We should start our discussion of the national trend with a reminder of the bifurcation of outcomes between the metropolitan areas — whose residents have gone through what is hopefully the worst of the outbreak – and all other states whose leadership and public response in many cases have been to ignore the lessons of areas like New York and Boston.
The first figure shows that newly reported cases of the coronavirus in the six states with major metropolitan centers are declining, even with the inclusion of California, where cases continue to rise. Cases in all the other states in aggregate are rising, as shown in the second figure.
Because of the rapid decline of infections in the Northeast metropolitan regions, the first figure below shows a decrease in the number of newly reported coronavirus cases on a national level. There were 21,000 reported cases per day of the virus in the latest week, which is substantially down from the 32,000 cases per day at the peak of infections in April.
Based on our model, the number of coronavirus cases is likely to approach 2.2 million in the third week of June.

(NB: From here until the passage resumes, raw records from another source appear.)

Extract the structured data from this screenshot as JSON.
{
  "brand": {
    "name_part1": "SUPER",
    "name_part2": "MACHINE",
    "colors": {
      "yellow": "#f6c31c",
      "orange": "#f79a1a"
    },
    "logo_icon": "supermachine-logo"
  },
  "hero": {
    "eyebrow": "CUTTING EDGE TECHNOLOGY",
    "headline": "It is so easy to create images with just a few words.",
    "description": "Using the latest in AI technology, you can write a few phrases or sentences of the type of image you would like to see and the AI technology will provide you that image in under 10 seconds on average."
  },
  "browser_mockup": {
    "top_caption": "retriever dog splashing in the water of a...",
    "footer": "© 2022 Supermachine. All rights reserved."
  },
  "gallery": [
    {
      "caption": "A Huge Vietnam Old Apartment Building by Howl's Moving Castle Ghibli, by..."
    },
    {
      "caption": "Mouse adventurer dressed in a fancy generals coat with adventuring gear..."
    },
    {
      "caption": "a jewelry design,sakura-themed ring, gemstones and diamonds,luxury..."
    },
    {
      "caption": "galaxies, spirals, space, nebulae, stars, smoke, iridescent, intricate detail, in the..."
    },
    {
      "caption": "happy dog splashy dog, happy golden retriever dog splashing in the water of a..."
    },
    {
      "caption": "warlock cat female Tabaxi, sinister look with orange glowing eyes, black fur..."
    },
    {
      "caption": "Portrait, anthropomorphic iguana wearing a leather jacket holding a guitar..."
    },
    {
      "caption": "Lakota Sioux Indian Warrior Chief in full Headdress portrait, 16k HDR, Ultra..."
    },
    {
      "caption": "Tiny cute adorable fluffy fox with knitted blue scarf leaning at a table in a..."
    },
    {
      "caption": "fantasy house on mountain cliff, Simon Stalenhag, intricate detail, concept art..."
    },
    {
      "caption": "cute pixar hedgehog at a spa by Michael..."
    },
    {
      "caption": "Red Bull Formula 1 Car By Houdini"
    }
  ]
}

Because of the success of social distancing in the metropolitan areas, our mathematical model of the spread of the coronavirus on a national level (shown in the second figure) indicates a no-longer exponential spread of the virus.
Still, and based on extrapolation of the current rate of infection, the number of cases is likely to approach 2.2 million in the third week of June.
Finally, extrapolating what is now a 5.6% mortality rate, we would expect the number of deaths attributed to the coronavirus to approach 125,000 within the next week, as shown in the third figure.
While the cost of closing the local economies is staggering, the loss of life and the long-run damage to the economy of having to shut down the economy a second time will be horrific. But that seems to be where we’re going (as reported by Bloomberg regarding Houston).
It’s ironic that because of the stay-at-home orders, the public has been able to attack the other pandemic afflicting our society. Demonstrations continue to draw people out of their homes, some wearing protective face masks, others not.
The ability and time to participate in these large demonstrations has been granted to those people by the presence of the virus. It would be unfortunate if the disease is spread among those who feel an obligation to the greater good.
For more information on how the coronavirus is affecting midsize businesses, please visit the RSM Coronavirus Resource Center.